Warning: cover video contains flash photography.
Prince Charles has praised the "remarkable" work of a veterans charity during a visit to their centre in Warwickshire.
In Nuneaton, the Prince of Wales' visited the Veterans Contact Point (VCP) - a charity created by veterans to support former service personnel.
It is run by volunteers, including those who have served themselves, providing information, advice and referrals to a wide range of specialist organisations and service charities.
Upon his arrival, the royal was met by an honour guard of standards, carried by local veterans and cadets, before meeting some who have been supported by the charity.
The Prince unveiled a new plaque in front of the charity's new, purpose-built centre and praised their work.
"I'm so grateful to you all, for what it's worth, for all the effort you put in to keeping an eye on ex-service people and veterans, it is wonderful," he said.
"All the different organisations, all the things you look after, as far as the veterans are concerned.
"The fact you spend so much time on this is remarkable, I think."
One of those helped by the charity, Tam Webster, said it was "absolutely fantastic" to meet the royal.
"I've loved every minute of it - I'll be honest, I got to shake his hand and have a bit of a laugh with him as well," he said.
Among those who have received support were some from the local Parachute Regiment and Royal Gurkha Rifles, both of which have Prince Charles as their Colonel-in-Chief.
With a large Nepalese community in the Midlands, the daughter of a soldier based nearby presented a garland to Charles to commemorate the visit.

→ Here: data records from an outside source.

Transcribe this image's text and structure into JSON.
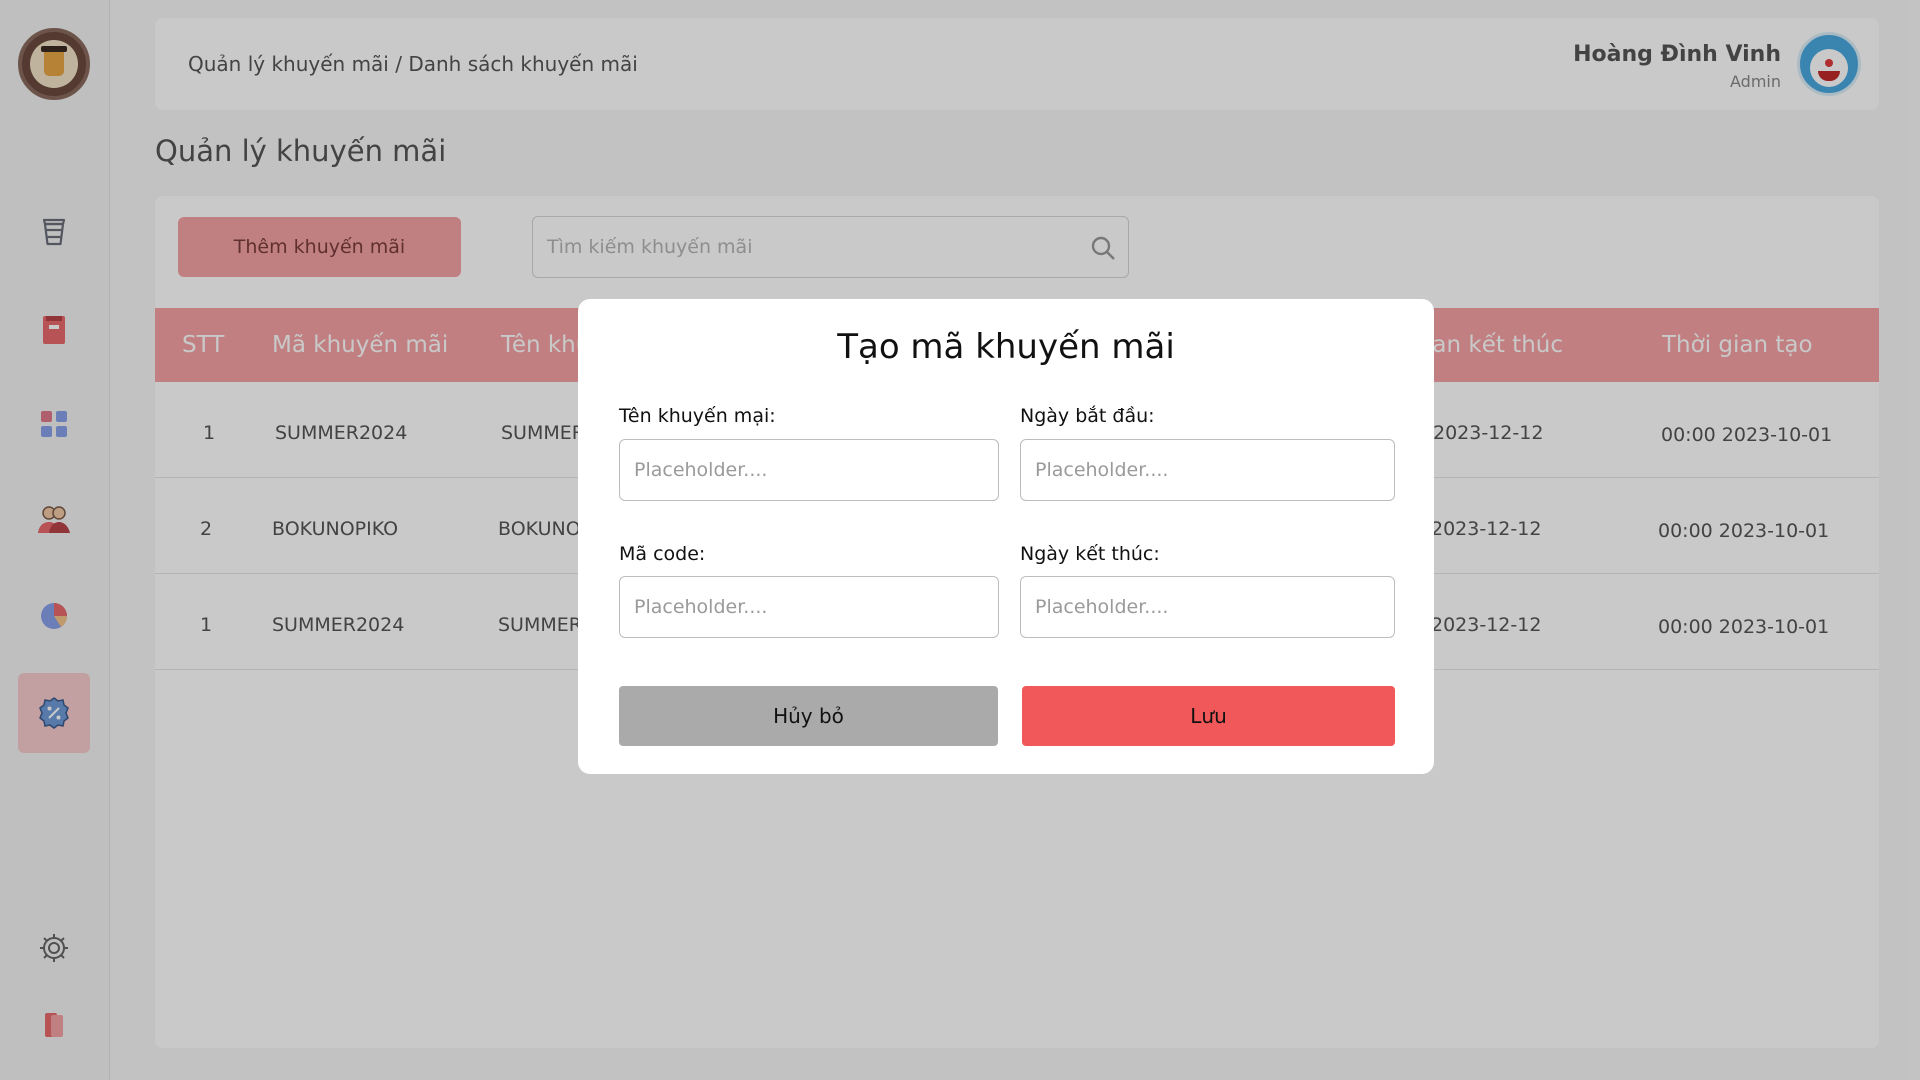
{
  "header": {
    "breadcrumb_parent": "Quản lý khuyến mãi",
    "breadcrumb_sep": "/",
    "breadcrumb_current": "Danh sách khuyến mãi",
    "user_name": "Hoàng Đình Vinh",
    "user_role": "Admin"
  },
  "page_title": "Quản lý khuyến mãi",
  "toolbar": {
    "add_label": "Thêm khuyến mãi",
    "search_placeholder": "Tìm kiếm khuyến mãi"
  },
  "sidebar": {
    "items": [
      {
        "icon": "coffee-cup-icon"
      },
      {
        "icon": "book-icon"
      },
      {
        "icon": "grid-icon"
      },
      {
        "icon": "users-icon"
      },
      {
        "icon": "pie-chart-icon"
      },
      {
        "icon": "discount-badge-icon",
        "active": true
      }
    ],
    "bottom": [
      {
        "icon": "gear-icon"
      },
      {
        "icon": "logout-icon"
      }
    ]
  },
  "table": {
    "headers": [
      "STT",
      "Mã khuyến mãi",
      "Tên khuyến mãi",
      "Thời gian kết thúc",
      "Thời gian tạo"
    ],
    "rows": [
      {
        "stt": "1",
        "code": "SUMMER2024",
        "name": "SUMMER2024",
        "end": "2023-12-12",
        "created": "00:00 2023-10-01"
      },
      {
        "stt": "2",
        "code": "BOKUNOPIKO",
        "name": "BOKUNOPIKO",
        "end": "2023-12-12",
        "created": "00:00 2023-10-01"
      },
      {
        "stt": "1",
        "code": "SUMMER2024",
        "name": "SUMMER2024",
        "end": "2023-12-12",
        "created": "00:00 2023-10-01"
      }
    ]
  },
  "modal": {
    "title": "Tạo mã khuyến mãi",
    "name_label": "Tên khuyến mại:",
    "start_label": "Ngày bắt đầu:",
    "code_label": "Mã code:",
    "end_label": "Ngày kết thúc:",
    "placeholder": "Placeholder....",
    "cancel_label": "Hủy bỏ",
    "save_label": "Lưu"
  },
  "colors": {
    "accent": "#f4a3a5",
    "save": "#f0585a",
    "cancel": "#aaaaaa"
  }
}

Len Hardy, the founder of VCP, spoke on what the visit meant to the charity: "It's a great, great privilege for us as veterans to have somebody of his power here to show that he cares."